There are several benefits that may entice someone into establishing a discretionary trust. 

Flexibility for the Trustee

A discretionary trust is an effective way to provide a trustee with flexibility in managing a trust. This is because the trustee has the discretion to change the arrangements of the trust at any time. They can reduce or increase the asset amount to be distributed or by remove or add beneficiaries of the trust. 

Asset Preservation 

A discretionary trust is also advantageous to a beneficiary as it protects their potential assets within the trust. This is because assets that are held by a discretionary trust are separate to the beneficiary’s assets. This means that any risks to a beneficiary’s assets will not impact on their interest in the discretionary trust. This is evidenced where a beneficiary is in liquidation and a creditor is seeking assets to repay debts they have incurred. Assets in the trust will be protected as the beneficiary is not the legal owner. 

Income Tax Reduction 

A discretionary trust can also allow for a reduced amount of payable tax as this type of trust does not require income tax. This is because a discretionary trust is neither an individual or company, therefore, it is not taxed like one. Instead, tax is determined by looking at who is entitled to the income of the trust by the end of the financial year. This only requires that a beneficiary pays tax for their share of the trust’s net income in accordance with their tax rate outlined by the Australian Taxation Office. Therefore, if a trustee is strategic, they will arrange to distribute the funds of the trust to beneficiaries with a lower income tax rate. 

Additionally, discretionary trusts receive a 50% discount off their capital gains tax attached to any disposed assets. However, this discount is only given to beneficiaries who are individuals and not companies. 

Downfalls of a Discretionary Trust 

In light of the advantages above, it is important to be aware of the potential risks and downfalls that come with a discretionary trust. 

Liability Over Loss 

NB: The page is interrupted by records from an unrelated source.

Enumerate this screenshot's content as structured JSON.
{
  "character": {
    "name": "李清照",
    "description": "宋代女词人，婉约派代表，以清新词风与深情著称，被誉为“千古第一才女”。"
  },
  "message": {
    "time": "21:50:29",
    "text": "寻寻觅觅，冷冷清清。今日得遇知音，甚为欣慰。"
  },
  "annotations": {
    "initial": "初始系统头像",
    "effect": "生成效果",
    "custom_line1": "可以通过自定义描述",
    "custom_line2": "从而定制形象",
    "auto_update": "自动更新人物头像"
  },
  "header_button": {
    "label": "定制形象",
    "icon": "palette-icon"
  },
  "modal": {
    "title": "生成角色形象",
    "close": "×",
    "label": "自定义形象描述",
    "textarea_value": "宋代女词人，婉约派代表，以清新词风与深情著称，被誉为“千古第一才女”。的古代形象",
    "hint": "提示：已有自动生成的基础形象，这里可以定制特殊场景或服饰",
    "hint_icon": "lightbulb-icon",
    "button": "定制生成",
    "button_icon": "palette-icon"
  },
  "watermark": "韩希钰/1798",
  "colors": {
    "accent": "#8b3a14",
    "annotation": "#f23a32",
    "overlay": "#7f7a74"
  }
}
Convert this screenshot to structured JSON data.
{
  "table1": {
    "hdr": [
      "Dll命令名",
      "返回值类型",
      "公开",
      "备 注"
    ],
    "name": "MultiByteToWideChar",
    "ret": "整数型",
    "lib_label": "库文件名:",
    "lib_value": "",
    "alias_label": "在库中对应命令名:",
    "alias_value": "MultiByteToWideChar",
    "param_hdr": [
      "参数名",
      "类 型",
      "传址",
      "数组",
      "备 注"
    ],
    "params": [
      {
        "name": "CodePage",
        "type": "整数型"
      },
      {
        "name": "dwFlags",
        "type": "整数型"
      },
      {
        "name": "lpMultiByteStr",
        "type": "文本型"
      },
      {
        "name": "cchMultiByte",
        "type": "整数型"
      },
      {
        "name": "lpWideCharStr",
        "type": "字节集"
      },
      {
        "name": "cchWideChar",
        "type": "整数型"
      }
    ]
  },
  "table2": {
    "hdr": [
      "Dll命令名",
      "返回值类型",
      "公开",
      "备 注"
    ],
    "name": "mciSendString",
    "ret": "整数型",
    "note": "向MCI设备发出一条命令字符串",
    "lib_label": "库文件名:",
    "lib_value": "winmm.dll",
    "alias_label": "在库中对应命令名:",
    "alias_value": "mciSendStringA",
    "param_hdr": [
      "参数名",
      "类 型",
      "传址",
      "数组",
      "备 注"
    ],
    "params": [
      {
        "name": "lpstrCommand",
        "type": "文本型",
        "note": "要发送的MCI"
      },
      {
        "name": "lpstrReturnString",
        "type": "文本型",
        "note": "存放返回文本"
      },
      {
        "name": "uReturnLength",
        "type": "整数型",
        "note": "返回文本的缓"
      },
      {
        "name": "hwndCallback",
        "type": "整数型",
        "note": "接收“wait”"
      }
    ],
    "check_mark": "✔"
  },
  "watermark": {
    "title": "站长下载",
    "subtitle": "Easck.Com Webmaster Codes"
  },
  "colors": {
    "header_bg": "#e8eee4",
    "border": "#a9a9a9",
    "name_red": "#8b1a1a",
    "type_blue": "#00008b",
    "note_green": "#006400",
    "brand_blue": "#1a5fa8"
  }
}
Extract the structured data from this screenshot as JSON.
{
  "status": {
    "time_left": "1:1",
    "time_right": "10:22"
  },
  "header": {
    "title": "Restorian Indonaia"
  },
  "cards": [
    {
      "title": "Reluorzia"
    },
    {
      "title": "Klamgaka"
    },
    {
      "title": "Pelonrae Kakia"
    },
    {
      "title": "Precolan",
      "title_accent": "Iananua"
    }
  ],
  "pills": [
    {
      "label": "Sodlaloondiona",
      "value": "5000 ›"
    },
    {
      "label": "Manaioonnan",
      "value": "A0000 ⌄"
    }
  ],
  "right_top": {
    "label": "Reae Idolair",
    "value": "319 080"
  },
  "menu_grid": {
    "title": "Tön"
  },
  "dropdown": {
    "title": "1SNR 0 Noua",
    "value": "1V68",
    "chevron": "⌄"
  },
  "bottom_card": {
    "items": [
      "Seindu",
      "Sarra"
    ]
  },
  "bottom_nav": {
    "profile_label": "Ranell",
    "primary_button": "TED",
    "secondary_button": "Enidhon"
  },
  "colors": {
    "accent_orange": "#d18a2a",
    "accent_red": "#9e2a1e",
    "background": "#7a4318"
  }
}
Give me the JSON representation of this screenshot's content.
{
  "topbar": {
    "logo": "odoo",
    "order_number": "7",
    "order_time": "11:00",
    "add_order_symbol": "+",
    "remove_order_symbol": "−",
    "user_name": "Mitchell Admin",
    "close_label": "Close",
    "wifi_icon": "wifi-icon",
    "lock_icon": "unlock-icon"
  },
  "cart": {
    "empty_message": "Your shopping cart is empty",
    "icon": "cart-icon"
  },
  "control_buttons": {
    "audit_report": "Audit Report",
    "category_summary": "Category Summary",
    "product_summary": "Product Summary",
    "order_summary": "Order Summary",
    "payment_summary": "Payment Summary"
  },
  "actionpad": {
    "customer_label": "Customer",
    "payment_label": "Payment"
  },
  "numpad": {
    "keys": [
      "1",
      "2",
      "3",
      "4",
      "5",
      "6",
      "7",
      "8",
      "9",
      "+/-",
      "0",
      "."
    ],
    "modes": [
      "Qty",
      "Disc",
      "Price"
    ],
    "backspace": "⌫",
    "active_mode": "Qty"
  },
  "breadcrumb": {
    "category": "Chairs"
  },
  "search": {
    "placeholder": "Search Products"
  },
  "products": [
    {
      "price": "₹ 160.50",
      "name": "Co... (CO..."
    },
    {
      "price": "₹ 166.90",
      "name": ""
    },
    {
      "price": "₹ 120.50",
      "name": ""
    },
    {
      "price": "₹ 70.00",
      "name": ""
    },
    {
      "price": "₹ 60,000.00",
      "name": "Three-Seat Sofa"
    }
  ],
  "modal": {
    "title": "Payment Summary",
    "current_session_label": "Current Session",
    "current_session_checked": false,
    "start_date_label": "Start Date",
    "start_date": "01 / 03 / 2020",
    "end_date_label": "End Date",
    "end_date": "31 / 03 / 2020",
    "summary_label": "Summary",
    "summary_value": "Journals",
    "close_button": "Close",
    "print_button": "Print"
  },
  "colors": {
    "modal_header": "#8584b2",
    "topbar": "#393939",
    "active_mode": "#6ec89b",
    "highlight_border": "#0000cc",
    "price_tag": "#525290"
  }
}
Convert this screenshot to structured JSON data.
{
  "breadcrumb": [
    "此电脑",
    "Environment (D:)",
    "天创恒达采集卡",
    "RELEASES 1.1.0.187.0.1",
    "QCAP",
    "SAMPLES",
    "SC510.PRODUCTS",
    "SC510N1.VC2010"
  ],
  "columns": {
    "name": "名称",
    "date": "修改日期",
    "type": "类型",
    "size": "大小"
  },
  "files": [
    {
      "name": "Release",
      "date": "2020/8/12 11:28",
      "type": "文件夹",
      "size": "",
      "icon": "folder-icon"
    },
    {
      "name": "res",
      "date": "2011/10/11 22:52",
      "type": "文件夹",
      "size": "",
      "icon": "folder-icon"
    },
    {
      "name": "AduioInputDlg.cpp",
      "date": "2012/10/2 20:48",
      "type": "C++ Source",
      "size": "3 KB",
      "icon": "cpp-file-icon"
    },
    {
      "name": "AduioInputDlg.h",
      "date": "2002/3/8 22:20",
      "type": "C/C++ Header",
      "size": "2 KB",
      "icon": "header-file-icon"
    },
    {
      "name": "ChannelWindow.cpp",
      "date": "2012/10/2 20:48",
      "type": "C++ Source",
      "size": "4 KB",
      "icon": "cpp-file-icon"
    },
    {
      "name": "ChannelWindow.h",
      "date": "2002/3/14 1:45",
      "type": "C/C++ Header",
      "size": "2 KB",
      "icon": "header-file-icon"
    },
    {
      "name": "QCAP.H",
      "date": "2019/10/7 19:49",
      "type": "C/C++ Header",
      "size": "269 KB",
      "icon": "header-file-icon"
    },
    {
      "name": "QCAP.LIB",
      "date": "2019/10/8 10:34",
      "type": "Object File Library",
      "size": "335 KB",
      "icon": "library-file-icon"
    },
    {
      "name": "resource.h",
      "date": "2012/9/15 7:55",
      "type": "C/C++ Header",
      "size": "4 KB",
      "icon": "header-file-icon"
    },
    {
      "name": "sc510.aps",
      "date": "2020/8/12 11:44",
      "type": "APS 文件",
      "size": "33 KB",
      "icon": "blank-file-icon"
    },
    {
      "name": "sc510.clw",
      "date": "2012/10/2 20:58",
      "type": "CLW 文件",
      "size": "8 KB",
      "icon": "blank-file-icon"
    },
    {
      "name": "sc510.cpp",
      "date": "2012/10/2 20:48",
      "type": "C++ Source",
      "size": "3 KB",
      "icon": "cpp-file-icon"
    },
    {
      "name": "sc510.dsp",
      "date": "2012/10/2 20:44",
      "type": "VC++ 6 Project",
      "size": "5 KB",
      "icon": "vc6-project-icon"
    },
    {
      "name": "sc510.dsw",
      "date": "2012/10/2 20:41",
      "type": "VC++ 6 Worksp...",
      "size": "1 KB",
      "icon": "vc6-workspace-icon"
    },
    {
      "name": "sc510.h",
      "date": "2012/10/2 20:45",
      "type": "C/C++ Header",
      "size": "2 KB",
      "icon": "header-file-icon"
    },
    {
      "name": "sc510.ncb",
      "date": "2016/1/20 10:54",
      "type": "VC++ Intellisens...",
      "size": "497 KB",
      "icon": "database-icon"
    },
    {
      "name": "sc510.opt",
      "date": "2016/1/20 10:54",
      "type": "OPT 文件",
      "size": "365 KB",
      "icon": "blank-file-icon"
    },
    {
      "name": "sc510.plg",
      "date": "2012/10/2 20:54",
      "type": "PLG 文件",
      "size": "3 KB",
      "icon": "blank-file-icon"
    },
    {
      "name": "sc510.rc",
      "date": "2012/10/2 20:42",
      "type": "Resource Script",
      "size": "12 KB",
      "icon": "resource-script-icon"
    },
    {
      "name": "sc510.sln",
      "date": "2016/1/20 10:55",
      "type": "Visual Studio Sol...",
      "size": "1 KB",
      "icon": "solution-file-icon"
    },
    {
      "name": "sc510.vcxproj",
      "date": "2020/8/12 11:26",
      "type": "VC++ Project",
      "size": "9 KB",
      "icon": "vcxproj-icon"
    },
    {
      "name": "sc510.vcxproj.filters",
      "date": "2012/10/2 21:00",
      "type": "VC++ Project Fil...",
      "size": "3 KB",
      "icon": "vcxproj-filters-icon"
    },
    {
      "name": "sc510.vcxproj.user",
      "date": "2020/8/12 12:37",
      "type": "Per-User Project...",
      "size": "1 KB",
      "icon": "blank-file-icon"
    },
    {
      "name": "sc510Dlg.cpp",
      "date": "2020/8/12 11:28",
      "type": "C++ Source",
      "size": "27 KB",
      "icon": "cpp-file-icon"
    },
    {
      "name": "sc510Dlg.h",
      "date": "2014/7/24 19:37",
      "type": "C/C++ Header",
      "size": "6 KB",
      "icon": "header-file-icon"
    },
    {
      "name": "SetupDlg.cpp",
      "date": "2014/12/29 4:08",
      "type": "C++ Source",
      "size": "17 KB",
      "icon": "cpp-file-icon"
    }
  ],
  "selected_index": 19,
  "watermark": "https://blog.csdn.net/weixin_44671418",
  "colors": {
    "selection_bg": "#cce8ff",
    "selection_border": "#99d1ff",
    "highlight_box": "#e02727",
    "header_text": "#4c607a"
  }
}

As the trustee is the legal owner of the assets held by the trust, they will be personally liable for any loss or debts incurred by the trust. However, a trustee can use the assets held by the trust to satisfy any debts and liabilities as they have a right over these assets in these circumstances. 


It is important to understand that discretionary trusts are not meant to hold any profits made by assets within the trust. Therefore, profits should not be left in the trust by the end of the financial year otherwise a trustee will be responsible for paying the tax over those undistributed profits. 

Setting up a Discretionary Trust 

Discretionary trusts can be complex and as a result, costly to set up. Administrative costs to set up the discretionary trust could be more expensive than the value of the trust. This is because this process requires various steps with various application processes such as by applying for and acquiring an ABN and TFN for the trust, and identifying a settlor, appointor and beneficiary. 

Weighing up these Pros and Cons 

If a trustee is seeking flexibility in the arrangements of a trust, a discretionary trust is the best way to go. It affords asset protection barring creditors from accessing the assets held within the trust and provides for a lower income tax rate if a trustee strategies its beneficiaries accordingly. However, there are downfalls that come with a discretionary trust. A discretionary trust will only be most effective where someone has researched its suitability for their needs, therefore, further professional advice is recommended.

If you need assistance with a discretionary trust get in touch with us via the contact form or by calling 1300 337 997.

About Jennifer Andrade

Jennifer AndradeJennifer is a legal content writer with OpenLegal, with a particular interest in employment, contract and copyright law.

About Philip Evangelou

phillipPhil is a director at OpenLegal. He has over 16 years experience working in private practice and in-house counsel in Sydney and London, giving him expertise in employment law, IP, finance, leases, dispute resolution, insurance and contracts.